[Opening Dataset extract section]

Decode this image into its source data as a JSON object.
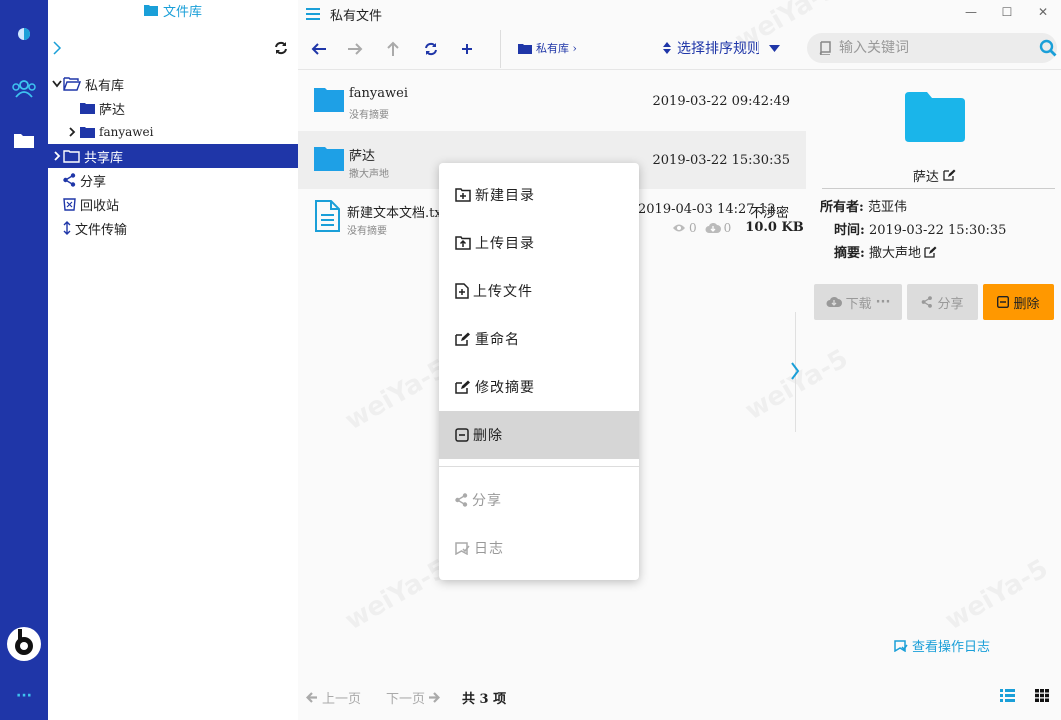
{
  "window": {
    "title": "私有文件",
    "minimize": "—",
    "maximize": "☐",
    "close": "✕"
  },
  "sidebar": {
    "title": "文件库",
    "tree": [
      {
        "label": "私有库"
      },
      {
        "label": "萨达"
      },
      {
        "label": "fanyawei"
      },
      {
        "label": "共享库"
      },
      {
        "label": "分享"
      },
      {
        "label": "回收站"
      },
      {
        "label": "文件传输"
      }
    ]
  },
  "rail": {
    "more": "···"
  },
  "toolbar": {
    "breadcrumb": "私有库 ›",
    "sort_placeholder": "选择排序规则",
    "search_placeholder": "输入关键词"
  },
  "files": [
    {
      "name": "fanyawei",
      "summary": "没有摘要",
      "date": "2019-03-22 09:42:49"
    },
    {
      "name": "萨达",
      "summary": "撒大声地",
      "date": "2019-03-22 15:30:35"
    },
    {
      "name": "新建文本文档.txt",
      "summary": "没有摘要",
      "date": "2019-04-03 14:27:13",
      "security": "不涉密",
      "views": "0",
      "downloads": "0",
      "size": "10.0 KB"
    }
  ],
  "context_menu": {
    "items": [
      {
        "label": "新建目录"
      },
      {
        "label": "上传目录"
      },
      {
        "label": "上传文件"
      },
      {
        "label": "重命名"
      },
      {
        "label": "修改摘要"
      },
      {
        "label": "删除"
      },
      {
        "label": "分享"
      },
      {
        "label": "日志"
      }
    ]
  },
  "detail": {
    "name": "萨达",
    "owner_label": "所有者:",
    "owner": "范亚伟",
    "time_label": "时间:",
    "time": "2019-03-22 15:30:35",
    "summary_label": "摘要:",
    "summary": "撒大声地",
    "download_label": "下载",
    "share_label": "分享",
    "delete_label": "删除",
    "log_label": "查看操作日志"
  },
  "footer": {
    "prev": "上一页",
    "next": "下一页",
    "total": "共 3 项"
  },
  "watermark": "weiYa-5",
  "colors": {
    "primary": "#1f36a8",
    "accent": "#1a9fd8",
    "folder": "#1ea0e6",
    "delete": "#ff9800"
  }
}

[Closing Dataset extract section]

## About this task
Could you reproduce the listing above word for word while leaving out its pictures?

## Answer box
Decode this image into its source data as a JSON object.
{
  "window": {
    "title": "私有文件",
    "minimize": "—",
    "maximize": "☐",
    "close": "✕"
  },
  "sidebar": {
    "title": "文件库",
    "tree": [
      {
        "label": "私有库"
      },
      {
        "label": "萨达"
      },
      {
        "label": "fanyawei"
      },
      {
        "label": "共享库"
      },
      {
        "label": "分享"
      },
      {
        "label": "回收站"
      },
      {
        "label": "文件传输"
      }
    ]
  },
  "rail": {
    "more": "···"
  },
  "toolbar": {
    "breadcrumb": "私有库 ›",
    "sort_placeholder": "选择排序规则",
    "search_placeholder": "输入关键词"
  },
  "files": [
    {
      "name": "fanyawei",
      "summary": "没有摘要",
      "date": "2019-03-22 09:42:49"
    },
    {
      "name": "萨达",
      "summary": "撒大声地",
      "date": "2019-03-22 15:30:35"
    },
    {
      "name": "新建文本文档.txt",
      "summary": "没有摘要",
      "date": "2019-04-03 14:27:13",
      "security": "不涉密",
      "views": "0",
      "downloads": "0",
      "size": "10.0 KB"
    }
  ],
  "context_menu": {
    "items": [
      {
        "label": "新建目录"
      },
      {
        "label": "上传目录"
      },
      {
        "label": "上传文件"
      },
      {
        "label": "重命名"
      },
      {
        "label": "修改摘要"
      },
      {
        "label": "删除"
      },
      {
        "label": "分享"
      },
      {
        "label": "日志"
      }
    ]
  },
  "detail": {
    "name": "萨达",
    "owner_label": "所有者:",
    "owner": "范亚伟",
    "time_label": "时间:",
    "time": "2019-03-22 15:30:35",
    "summary_label": "摘要:",
    "summary": "撒大声地",
    "download_label": "下载",
    "share_label": "分享",
    "delete_label": "删除",
    "log_label": "查看操作日志"
  },
  "footer": {
    "prev": "上一页",
    "next": "下一页",
    "total": "共 3 项"
  },
  "watermark": "weiYa-5",
  "colors": {
    "primary": "#1f36a8",
    "accent": "#1a9fd8",
    "folder": "#1ea0e6",
    "delete": "#ff9800"
  }
}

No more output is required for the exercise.